School libraries across the Kenai Peninsula Borough School District have been weeding through their collections, including Skyview High School.
While worn text may not be appealing to some, Skyview’s Green Club has made it a point to find another purpose for discarded library books – the students are packing them up and sending them to Africa.
Lindsay Fagrelius, Skyview science teacher and staff organizer of the club, said 20 official members of the club meet twice a week and during lunch. They decided on the project of sending the book to Africa recently.
“It was all their idea,” she said.
So Fagrelius found an organization, Books for Africa, that will get the books where they need to go and into the hands of students.
According to the website, Books for Africa’s mission is to collect, sort, ship and distribute books to students of all ages in Africa and end the continent’s book famine. The organization is the largest shipper of donated text and library books to Africa, shipping more than 28 million books to 49 different countries since 1988.
“Access to an education is one of the only opportunities young people have to end the cycle of poverty and attain a better quality of life than previous generations. Books for Africa works to help children who otherwise would not attend school by supplying educational materials to reduce or eliminate educational costs,” the website stated.
The students spent last week sifting through the piles of books that Fagrelius acquired from the library’s give-away pile during library weeding.
Students chose fiction books that were no older than 15 years, and non-fiction dated before 2003.
Morgan Chesley, a senior, said she became involved in the group as a sophomore.
“I had been feeling like I wasn’t making any difference in the world, and Green Club presented an excellent opportunity to involve myself in something bigger than just high school,” Morgan said “How we treat our environment affects all of us, and even small changes can make a huge difference.”
She said something had to be done with the piles of discarded books.
“We see all of these books just getting thrown away,” she said.

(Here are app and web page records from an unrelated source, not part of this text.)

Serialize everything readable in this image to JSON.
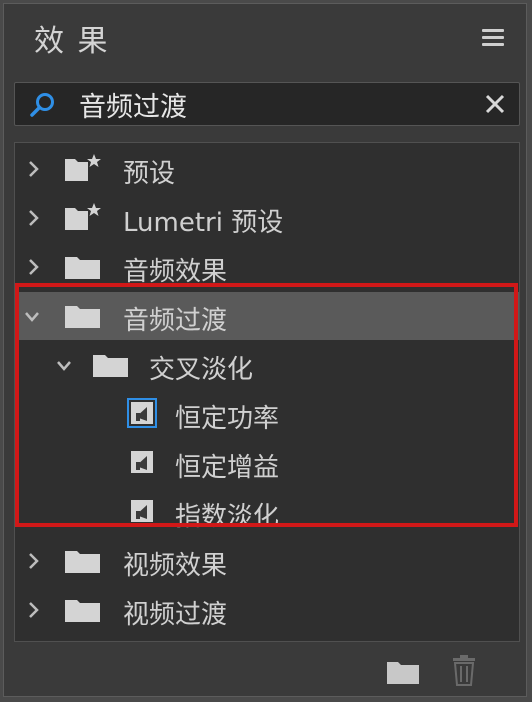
{
  "panel": {
    "title": "效 果"
  },
  "search": {
    "value": "音频过渡",
    "placeholder": ""
  },
  "tree": {
    "items": [
      {
        "label": "预设",
        "icon": "preset-folder-icon",
        "expanded": false
      },
      {
        "label": "Lumetri 预设",
        "icon": "preset-folder-icon",
        "expanded": false
      },
      {
        "label": "音频效果",
        "icon": "folder-icon",
        "expanded": false
      },
      {
        "label": "音频过渡",
        "icon": "folder-icon",
        "expanded": true,
        "selected": true
      },
      {
        "label": "交叉淡化",
        "icon": "folder-icon",
        "expanded": true
      },
      {
        "label": "恒定功率",
        "icon": "audio-transition-icon",
        "active": true
      },
      {
        "label": "恒定增益",
        "icon": "audio-transition-icon"
      },
      {
        "label": "指数淡化",
        "icon": "audio-transition-icon"
      },
      {
        "label": "视频效果",
        "icon": "folder-icon",
        "expanded": false
      },
      {
        "label": "视频过渡",
        "icon": "folder-icon",
        "expanded": false
      }
    ]
  },
  "colors": {
    "highlight_border": "#d11818",
    "accent_blue": "#2f8fe6"
  }
}
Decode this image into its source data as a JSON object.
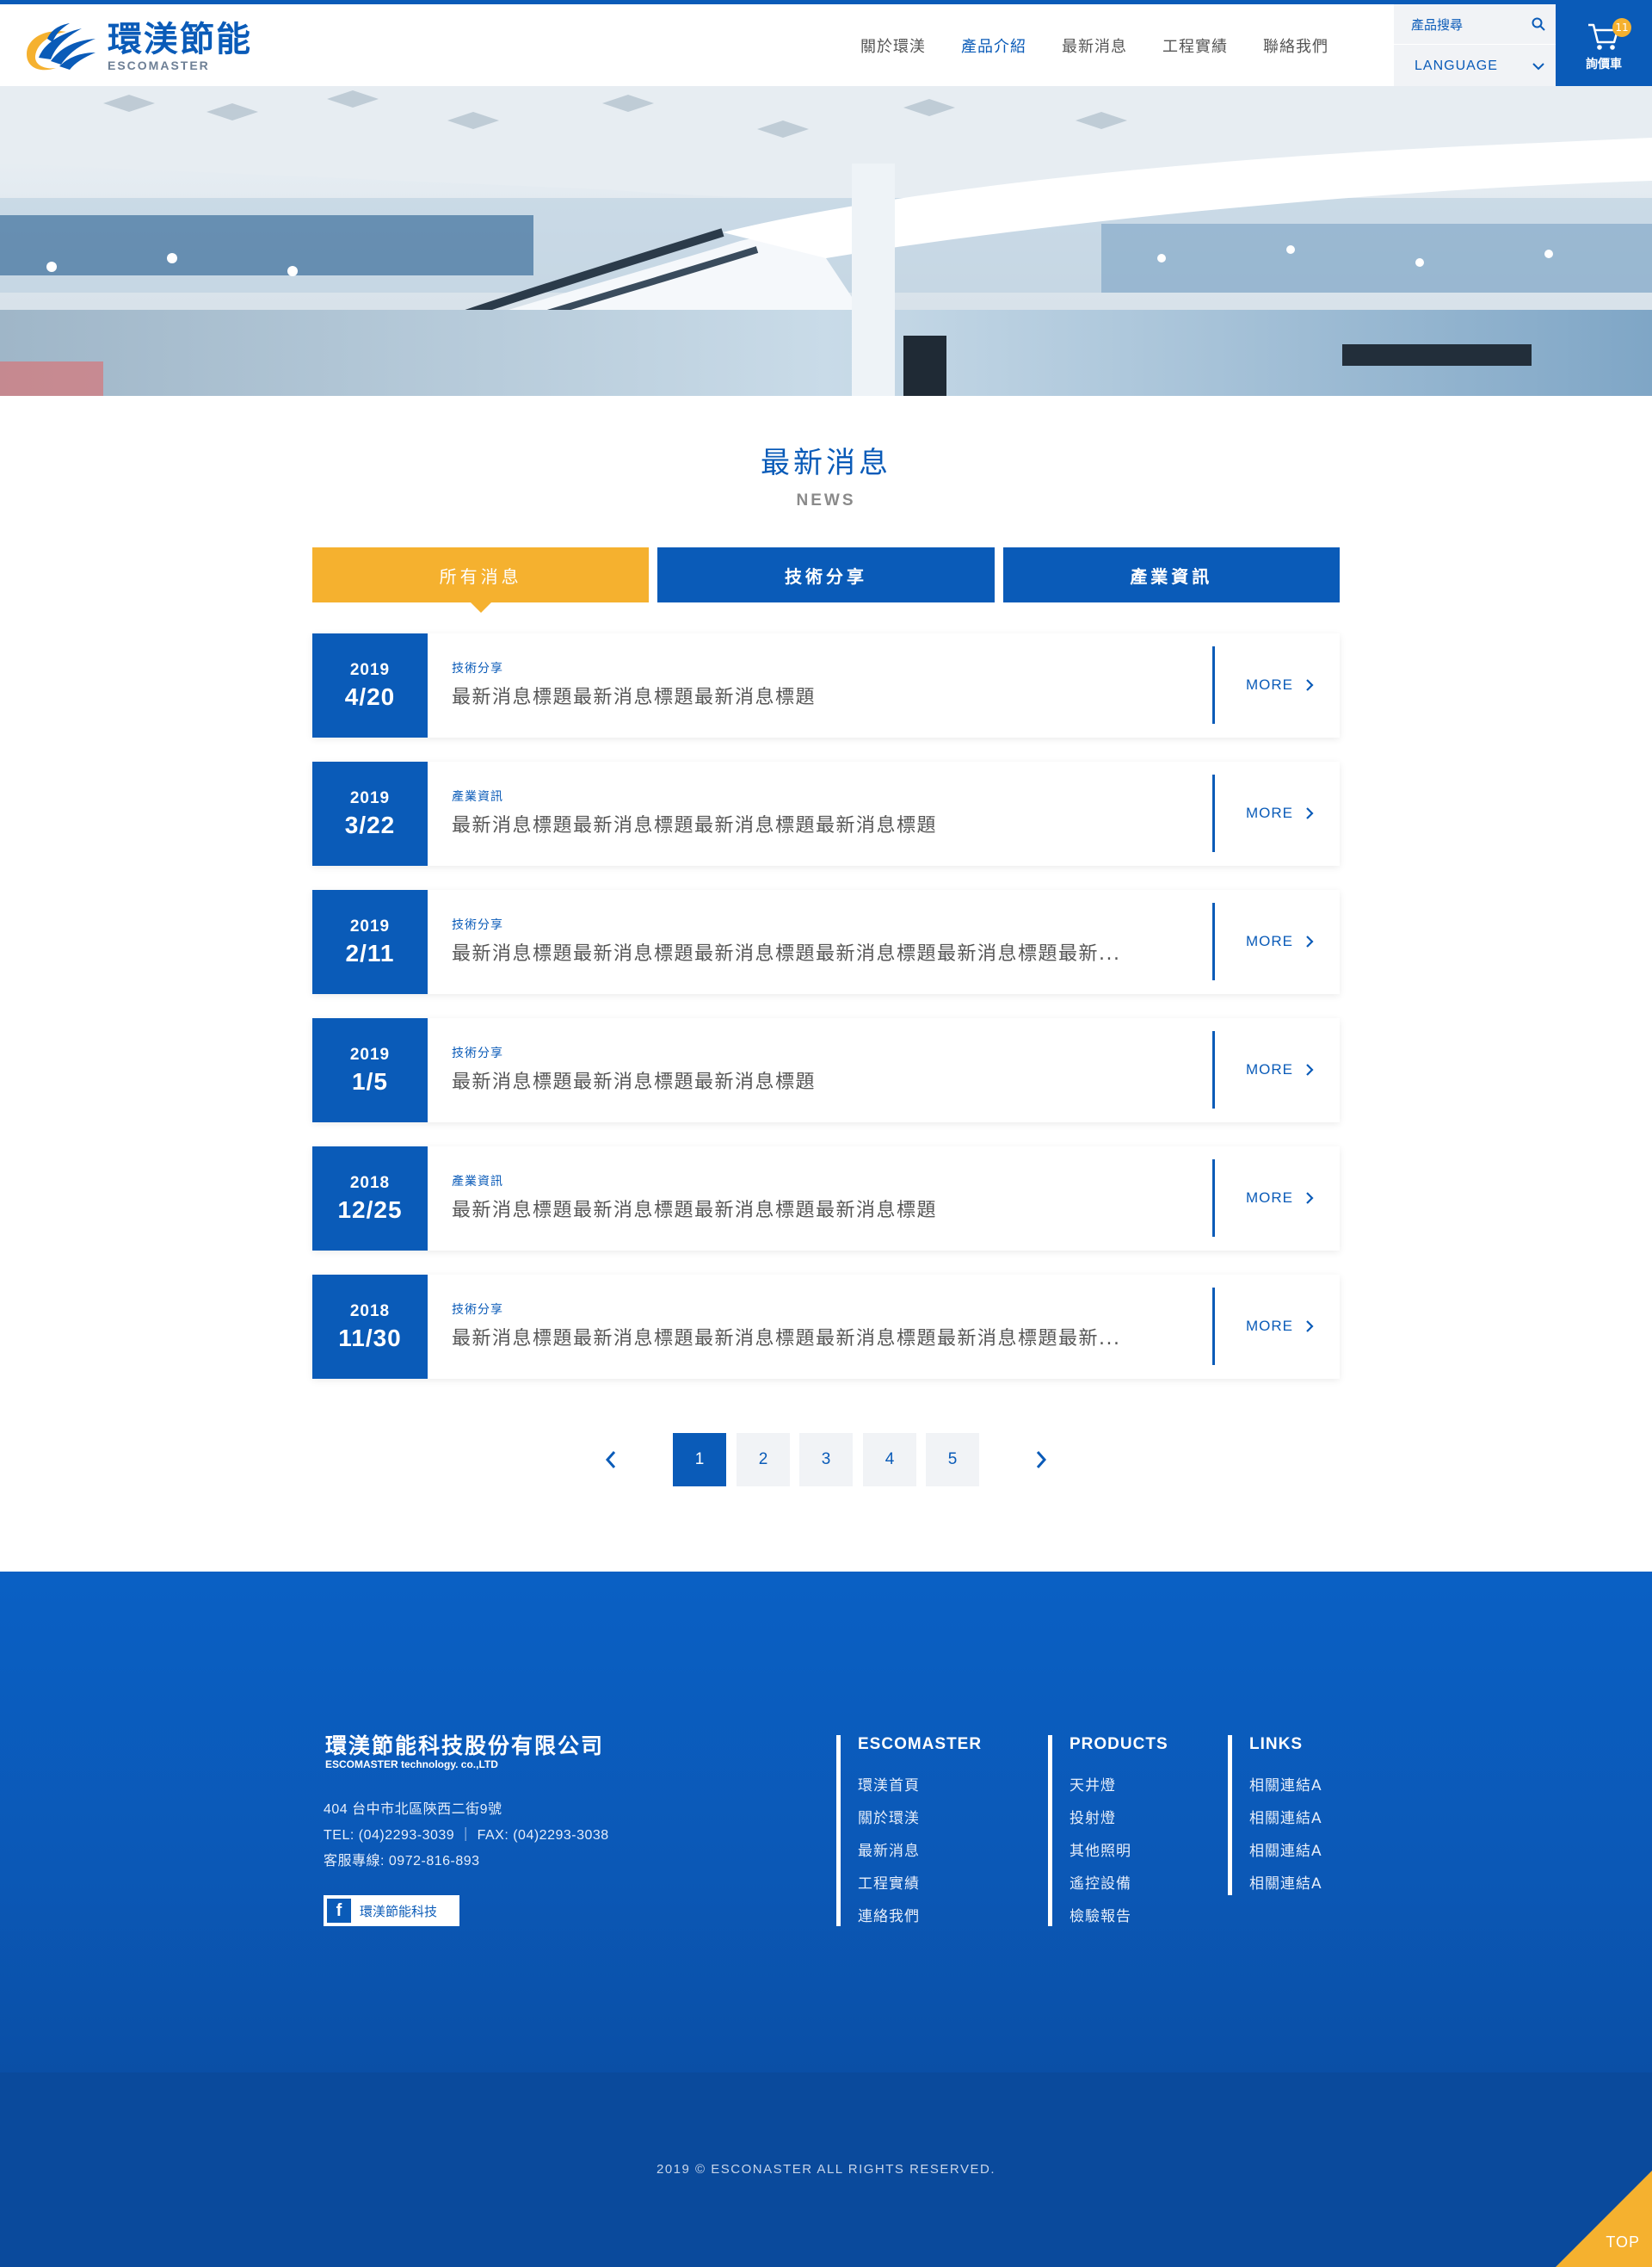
{
  "header": {
    "logo_cn": "環渼節能",
    "logo_en": "ESCOMASTER",
    "nav": [
      {
        "label": "關於環渼",
        "active": false
      },
      {
        "label": "產品介紹",
        "active": true
      },
      {
        "label": "最新消息",
        "active": false
      },
      {
        "label": "工程實績",
        "active": false
      },
      {
        "label": "聯絡我們",
        "active": false
      }
    ],
    "search_label": "產品搜尋",
    "language_label": "LANGUAGE",
    "cart_count": "11",
    "cart_label": "詢價車"
  },
  "section": {
    "title_cn": "最新消息",
    "title_en": "NEWS"
  },
  "tabs": [
    {
      "label": "所有消息",
      "active": true
    },
    {
      "label": "技術分享",
      "active": false
    },
    {
      "label": "產業資訊",
      "active": false
    }
  ],
  "news": [
    {
      "year": "2019",
      "md": "4/20",
      "category": "技術分享",
      "title": "最新消息標題最新消息標題最新消息標題",
      "more": "MORE"
    },
    {
      "year": "2019",
      "md": "3/22",
      "category": "產業資訊",
      "title": "最新消息標題最新消息標題最新消息標題最新消息標題",
      "more": "MORE"
    },
    {
      "year": "2019",
      "md": "2/11",
      "category": "技術分享",
      "title": "最新消息標題最新消息標題最新消息標題最新消息標題最新消息標題最新...",
      "more": "MORE"
    },
    {
      "year": "2019",
      "md": "1/5",
      "category": "技術分享",
      "title": "最新消息標題最新消息標題最新消息標題",
      "more": "MORE"
    },
    {
      "year": "2018",
      "md": "12/25",
      "category": "產業資訊",
      "title": "最新消息標題最新消息標題最新消息標題最新消息標題",
      "more": "MORE"
    },
    {
      "year": "2018",
      "md": "11/30",
      "category": "技術分享",
      "title": "最新消息標題最新消息標題最新消息標題最新消息標題最新消息標題最新...",
      "more": "MORE"
    }
  ],
  "pagination": {
    "pages": [
      "1",
      "2",
      "3",
      "4",
      "5"
    ],
    "current": "1"
  },
  "footer": {
    "company_cn": "環渼節能科技股份有限公司",
    "company_en": "ESCOMASTER technology. co.,LTD",
    "address": "404 台中市北區陝西二街9號",
    "tel_fax": "TEL: (04)2293-3039 ｜ FAX: (04)2293-3038",
    "hotline": "客服專線: 0972-816-893",
    "facebook_label": "環渼節能科技",
    "columns": [
      {
        "title": "ESCOMASTER",
        "links": [
          "環渼首頁",
          "關於環渼",
          "最新消息",
          "工程實績",
          "連絡我們"
        ]
      },
      {
        "title": "PRODUCTS",
        "links": [
          "天井燈",
          "投射燈",
          "其他照明",
          "遙控設備",
          "檢驗報告"
        ]
      },
      {
        "title": "LINKS",
        "links": [
          "相關連結A",
          "相關連結A",
          "相關連結A",
          "相關連結A"
        ]
      }
    ],
    "copyright": "2019 © ESCONASTER ALL RIGHTS RESERVED.",
    "top_label": "TOP"
  },
  "colors": {
    "brand_blue": "#0a5bb8",
    "accent_yellow": "#f5b12f"
  },
  "icons": [
    "logo-mark",
    "search-icon",
    "chevron-down-icon",
    "cart-icon",
    "chevron-right-icon",
    "chevron-left-icon",
    "facebook-icon"
  ]
}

The group has boxed many books in preparation of sending them to Africa.
“It’s difficult to say exactly how many books we’ve collected so far, as we’ve been measuring them by weight rather than quantity, but a rough goal we’re looking at is a minimum of 1,000 books,” she said.
Morgan and other Green Club students plan to make the project larger and involve others.
“We believe, however, that with the help of our schoolmates and community at large, we could definitely surpass this goal by a wide margin. The bottom line is, there is no limit to the amount of books we can send, as long as we can fund sending them,” she said.
Another aspect of sending books to Africa is raising money to get the books there. While some members of the Green Club packed books into boxes, others baked items for a bake sale held last week during morning breaks and lunch time, and still others sold the baked items.
Cookies, brownies, pies and cakes, along with healthy options including apples and oranges, were sold for $1 each.
In one week, the club was able to raise $90 during school hours and another $200 in local donations.
Along with raising funds and awareness of sending the books to Africa, students in the Green Club are also incorporating the project into other aspects of their education.
Chesley, Aurora Derflinger and Austin Craig are incorporating sending the Green Club project into their Caring For the Kenai projects.
“There is so much we can be doing,” Chesley said.
Khelbie Miller, another senior in the Green Club, said recycling is an important issue to him and his family. Aside from sending the books to Africa, he also wants to get younger generations involved in recycling.
He recently went to Redoubt Elementary, where his little brother attends second-grade and encouraged his class to get into recycling.
“It is good for the environment,” he said.
Sara J. Hardan can be reached at email@example.com